*** Data extract Section Begins ***

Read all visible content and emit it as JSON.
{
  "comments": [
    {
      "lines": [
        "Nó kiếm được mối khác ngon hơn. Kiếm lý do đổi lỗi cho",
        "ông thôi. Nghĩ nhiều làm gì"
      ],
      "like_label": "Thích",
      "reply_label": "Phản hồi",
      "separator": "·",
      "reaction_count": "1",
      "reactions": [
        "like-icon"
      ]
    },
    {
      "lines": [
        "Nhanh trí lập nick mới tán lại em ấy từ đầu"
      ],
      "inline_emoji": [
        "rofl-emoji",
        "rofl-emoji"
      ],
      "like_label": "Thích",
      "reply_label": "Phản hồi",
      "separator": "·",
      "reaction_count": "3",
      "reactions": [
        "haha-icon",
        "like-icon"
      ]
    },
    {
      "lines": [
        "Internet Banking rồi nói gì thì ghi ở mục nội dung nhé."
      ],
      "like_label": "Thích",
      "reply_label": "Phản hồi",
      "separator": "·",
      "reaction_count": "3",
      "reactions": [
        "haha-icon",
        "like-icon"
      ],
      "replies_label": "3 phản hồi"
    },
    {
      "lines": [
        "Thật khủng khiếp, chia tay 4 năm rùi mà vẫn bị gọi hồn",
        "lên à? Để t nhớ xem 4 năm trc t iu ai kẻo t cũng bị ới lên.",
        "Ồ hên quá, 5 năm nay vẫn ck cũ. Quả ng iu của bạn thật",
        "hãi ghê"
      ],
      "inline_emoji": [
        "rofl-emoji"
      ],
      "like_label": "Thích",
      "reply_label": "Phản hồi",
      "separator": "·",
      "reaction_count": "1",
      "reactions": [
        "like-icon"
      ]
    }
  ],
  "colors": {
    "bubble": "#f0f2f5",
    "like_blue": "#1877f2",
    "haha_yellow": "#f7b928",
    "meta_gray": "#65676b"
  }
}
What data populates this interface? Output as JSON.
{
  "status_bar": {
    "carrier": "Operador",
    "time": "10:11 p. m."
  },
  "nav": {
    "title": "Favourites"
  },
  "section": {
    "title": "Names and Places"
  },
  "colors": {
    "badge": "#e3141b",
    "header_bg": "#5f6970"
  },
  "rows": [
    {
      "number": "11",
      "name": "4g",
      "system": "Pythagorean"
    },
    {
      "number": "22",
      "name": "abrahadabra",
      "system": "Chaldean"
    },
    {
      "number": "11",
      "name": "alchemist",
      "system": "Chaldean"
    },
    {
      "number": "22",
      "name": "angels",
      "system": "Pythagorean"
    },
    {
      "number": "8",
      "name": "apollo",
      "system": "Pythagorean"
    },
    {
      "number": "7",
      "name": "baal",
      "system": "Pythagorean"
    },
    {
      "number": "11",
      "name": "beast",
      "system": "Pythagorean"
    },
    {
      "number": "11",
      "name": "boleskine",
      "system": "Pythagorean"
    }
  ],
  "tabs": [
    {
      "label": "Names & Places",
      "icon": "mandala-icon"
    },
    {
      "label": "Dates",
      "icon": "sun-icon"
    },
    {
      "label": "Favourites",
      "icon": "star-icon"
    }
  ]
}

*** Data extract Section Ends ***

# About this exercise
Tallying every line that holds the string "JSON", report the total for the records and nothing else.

# Response for this exercise
2